(Source records)
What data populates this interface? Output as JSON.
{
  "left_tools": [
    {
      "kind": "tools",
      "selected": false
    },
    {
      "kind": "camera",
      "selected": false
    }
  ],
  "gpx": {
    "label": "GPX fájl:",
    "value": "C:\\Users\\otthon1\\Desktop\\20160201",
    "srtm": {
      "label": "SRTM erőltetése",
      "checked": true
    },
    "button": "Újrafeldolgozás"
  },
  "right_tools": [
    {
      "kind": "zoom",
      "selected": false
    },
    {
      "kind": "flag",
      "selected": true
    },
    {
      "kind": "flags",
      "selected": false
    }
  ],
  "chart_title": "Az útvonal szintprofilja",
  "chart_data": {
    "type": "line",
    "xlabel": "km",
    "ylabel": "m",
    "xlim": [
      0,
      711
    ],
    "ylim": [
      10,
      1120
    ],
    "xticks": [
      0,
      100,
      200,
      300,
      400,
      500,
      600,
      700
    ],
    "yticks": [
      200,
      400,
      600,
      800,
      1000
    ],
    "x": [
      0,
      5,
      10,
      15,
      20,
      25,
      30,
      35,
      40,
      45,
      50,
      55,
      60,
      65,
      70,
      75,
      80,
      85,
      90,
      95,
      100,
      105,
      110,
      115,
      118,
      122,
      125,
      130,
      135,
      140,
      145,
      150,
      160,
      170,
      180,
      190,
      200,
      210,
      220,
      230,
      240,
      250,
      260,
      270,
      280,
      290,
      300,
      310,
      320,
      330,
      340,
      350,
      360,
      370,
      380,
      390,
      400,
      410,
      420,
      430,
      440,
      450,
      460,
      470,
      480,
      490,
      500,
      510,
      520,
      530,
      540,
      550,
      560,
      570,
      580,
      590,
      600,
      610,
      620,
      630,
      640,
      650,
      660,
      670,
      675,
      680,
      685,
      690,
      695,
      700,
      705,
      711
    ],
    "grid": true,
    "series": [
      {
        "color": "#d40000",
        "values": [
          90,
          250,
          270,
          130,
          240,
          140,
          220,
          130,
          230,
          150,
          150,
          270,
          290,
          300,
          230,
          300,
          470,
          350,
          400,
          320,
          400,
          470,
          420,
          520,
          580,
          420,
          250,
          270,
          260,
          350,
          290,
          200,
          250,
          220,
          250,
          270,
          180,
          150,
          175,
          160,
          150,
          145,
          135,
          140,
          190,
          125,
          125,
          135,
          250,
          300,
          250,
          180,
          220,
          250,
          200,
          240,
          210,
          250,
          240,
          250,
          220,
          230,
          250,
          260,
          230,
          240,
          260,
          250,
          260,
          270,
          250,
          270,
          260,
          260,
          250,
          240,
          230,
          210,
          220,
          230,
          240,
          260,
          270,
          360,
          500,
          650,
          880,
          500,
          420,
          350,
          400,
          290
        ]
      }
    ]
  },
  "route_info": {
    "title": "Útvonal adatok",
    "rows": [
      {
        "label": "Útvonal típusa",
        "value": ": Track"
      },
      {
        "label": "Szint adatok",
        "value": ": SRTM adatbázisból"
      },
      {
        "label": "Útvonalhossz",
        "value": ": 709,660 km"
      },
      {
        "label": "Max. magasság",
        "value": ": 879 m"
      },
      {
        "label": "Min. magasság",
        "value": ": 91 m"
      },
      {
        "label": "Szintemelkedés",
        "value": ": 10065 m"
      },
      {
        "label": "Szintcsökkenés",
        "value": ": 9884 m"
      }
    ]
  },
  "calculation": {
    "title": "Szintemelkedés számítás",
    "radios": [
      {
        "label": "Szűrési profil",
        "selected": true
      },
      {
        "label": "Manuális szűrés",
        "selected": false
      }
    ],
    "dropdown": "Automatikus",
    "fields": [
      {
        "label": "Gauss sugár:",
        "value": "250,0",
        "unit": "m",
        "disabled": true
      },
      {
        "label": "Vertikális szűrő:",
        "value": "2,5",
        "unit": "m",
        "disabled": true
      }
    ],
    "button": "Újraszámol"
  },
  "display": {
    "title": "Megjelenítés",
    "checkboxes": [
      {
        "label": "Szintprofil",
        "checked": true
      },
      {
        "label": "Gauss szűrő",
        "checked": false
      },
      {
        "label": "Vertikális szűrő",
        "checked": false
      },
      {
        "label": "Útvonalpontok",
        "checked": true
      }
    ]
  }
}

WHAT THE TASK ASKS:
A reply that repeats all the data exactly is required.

RESPONSE TO THE TASK:
What data populates this interface? Output as JSON.
{
  "left_tools": [
    {
      "kind": "tools",
      "selected": false
    },
    {
      "kind": "camera",
      "selected": false
    }
  ],
  "gpx": {
    "label": "GPX fájl:",
    "value": "C:\\Users\\otthon1\\Desktop\\20160201",
    "srtm": {
      "label": "SRTM erőltetése",
      "checked": true
    },
    "button": "Újrafeldolgozás"
  },
  "right_tools": [
    {
      "kind": "zoom",
      "selected": false
    },
    {
      "kind": "flag",
      "selected": true
    },
    {
      "kind": "flags",
      "selected": false
    }
  ],
  "chart_title": "Az útvonal szintprofilja",
  "chart_data": {
    "type": "line",
    "xlabel": "km",
    "ylabel": "m",
    "xlim": [
      0,
      711
    ],
    "ylim": [
      10,
      1120
    ],
    "xticks": [
      0,
      100,
      200,
      300,
      400,
      500,
      600,
      700
    ],
    "yticks": [
      200,
      400,
      600,
      800,
      1000
    ],
    "x": [
      0,
      5,
      10,
      15,
      20,
      25,
      30,
      35,
      40,
      45,
      50,
      55,
      60,
      65,
      70,
      75,
      80,
      85,
      90,
      95,
      100,
      105,
      110,
      115,
      118,
      122,
      125,
      130,
      135,
      140,
      145,
      150,
      160,
      170,
      180,
      190,
      200,
      210,
      220,
      230,
      240,
      250,
      260,
      270,
      280,
      290,
      300,
      310,
      320,
      330,
      340,
      350,
      360,
      370,
      380,
      390,
      400,
      410,
      420,
      430,
      440,
      450,
      460,
      470,
      480,
      490,
      500,
      510,
      520,
      530,
      540,
      550,
      560,
      570,
      580,
      590,
      600,
      610,
      620,
      630,
      640,
      650,
      660,
      670,
      675,
      680,
      685,
      690,
      695,
      700,
      705,
      711
    ],
    "grid": true,
    "series": [
      {
        "color": "#d40000",
        "values": [
          90,
          250,
          270,
          130,
          240,
          140,
          220,
          130,
          230,
          150,
          150,
          270,
          290,
          300,
          230,
          300,
          470,
          350,
          400,
          320,
          400,
          470,
          420,
          520,
          580,
          420,
          250,
          270,
          260,
          350,
          290,
          200,
          250,
          220,
          250,
          270,
          180,
          150,
          175,
          160,
          150,
          145,
          135,
          140,
          190,
          125,
          125,
          135,
          250,
          300,
          250,
          180,
          220,
          250,
          200,
          240,
          210,
          250,
          240,
          250,
          220,
          230,
          250,
          260,
          230,
          240,
          260,
          250,
          260,
          270,
          250,
          270,
          260,
          260,
          250,
          240,
          230,
          210,
          220,
          230,
          240,
          260,
          270,
          360,
          500,
          650,
          880,
          500,
          420,
          350,
          400,
          290
        ]
      }
    ]
  },
  "route_info": {
    "title": "Útvonal adatok",
    "rows": [
      {
        "label": "Útvonal típusa",
        "value": ": Track"
      },
      {
        "label": "Szint adatok",
        "value": ": SRTM adatbázisból"
      },
      {
        "label": "Útvonalhossz",
        "value": ": 709,660 km"
      },
      {
        "label": "Max. magasság",
        "value": ": 879 m"
      },
      {
        "label": "Min. magasság",
        "value": ": 91 m"
      },
      {
        "label": "Szintemelkedés",
        "value": ": 10065 m"
      },
      {
        "label": "Szintcsökkenés",
        "value": ": 9884 m"
      }
    ]
  },
  "calculation": {
    "title": "Szintemelkedés számítás",
    "radios": [
      {
        "label": "Szűrési profil",
        "selected": true
      },
      {
        "label": "Manuális szűrés",
        "selected": false
      }
    ],
    "dropdown": "Automatikus",
    "fields": [
      {
        "label": "Gauss sugár:",
        "value": "250,0",
        "unit": "m",
        "disabled": true
      },
      {
        "label": "Vertikális szűrő:",
        "value": "2,5",
        "unit": "m",
        "disabled": true
      }
    ],
    "button": "Újraszámol"
  },
  "display": {
    "title": "Megjelenítés",
    "checkboxes": [
      {
        "label": "Szintprofil",
        "checked": true
      },
      {
        "label": "Gauss szűrő",
        "checked": false
      },
      {
        "label": "Vertikális szűrő",
        "checked": false
      },
      {
        "label": "Útvonalpontok",
        "checked": true
      }
    ]
  }
}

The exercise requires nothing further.